Reproduce the records exactly. Leave the pictures out.
=== EXCERPTED RECORDS ===
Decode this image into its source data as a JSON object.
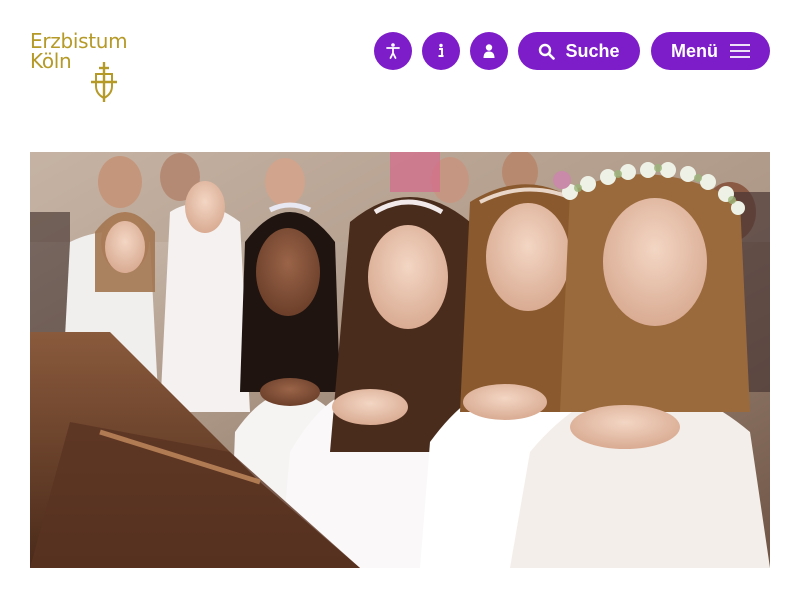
{
  "header": {
    "logo": {
      "line1": "Erzbistum",
      "line2": "Köln",
      "icon": "cross-shield-icon"
    },
    "actions": {
      "accessibility": {
        "icon": "accessibility-icon"
      },
      "info": {
        "icon": "info-icon"
      },
      "account": {
        "icon": "user-icon"
      },
      "search": {
        "label": "Suche",
        "icon": "search-icon"
      },
      "menu": {
        "label": "Menü",
        "icon": "hamburger-icon"
      }
    }
  },
  "hero": {
    "kind": "photo"
  },
  "colors": {
    "accent": "#7d1cc9",
    "brand_gold": "#b59a28"
  }
}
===
EXERCISE SOLUTION –
Decode this image into its source data as a JSON object.
{
  "header": {
    "logo": {
      "line1": "Erzbistum",
      "line2": "Köln",
      "icon": "cross-shield-icon"
    },
    "actions": {
      "accessibility": {
        "icon": "accessibility-icon"
      },
      "info": {
        "icon": "info-icon"
      },
      "account": {
        "icon": "user-icon"
      },
      "search": {
        "label": "Suche",
        "icon": "search-icon"
      },
      "menu": {
        "label": "Menü",
        "icon": "hamburger-icon"
      }
    }
  },
  "hero": {
    "kind": "photo"
  },
  "colors": {
    "accent": "#7d1cc9",
    "brand_gold": "#b59a28"
  }
}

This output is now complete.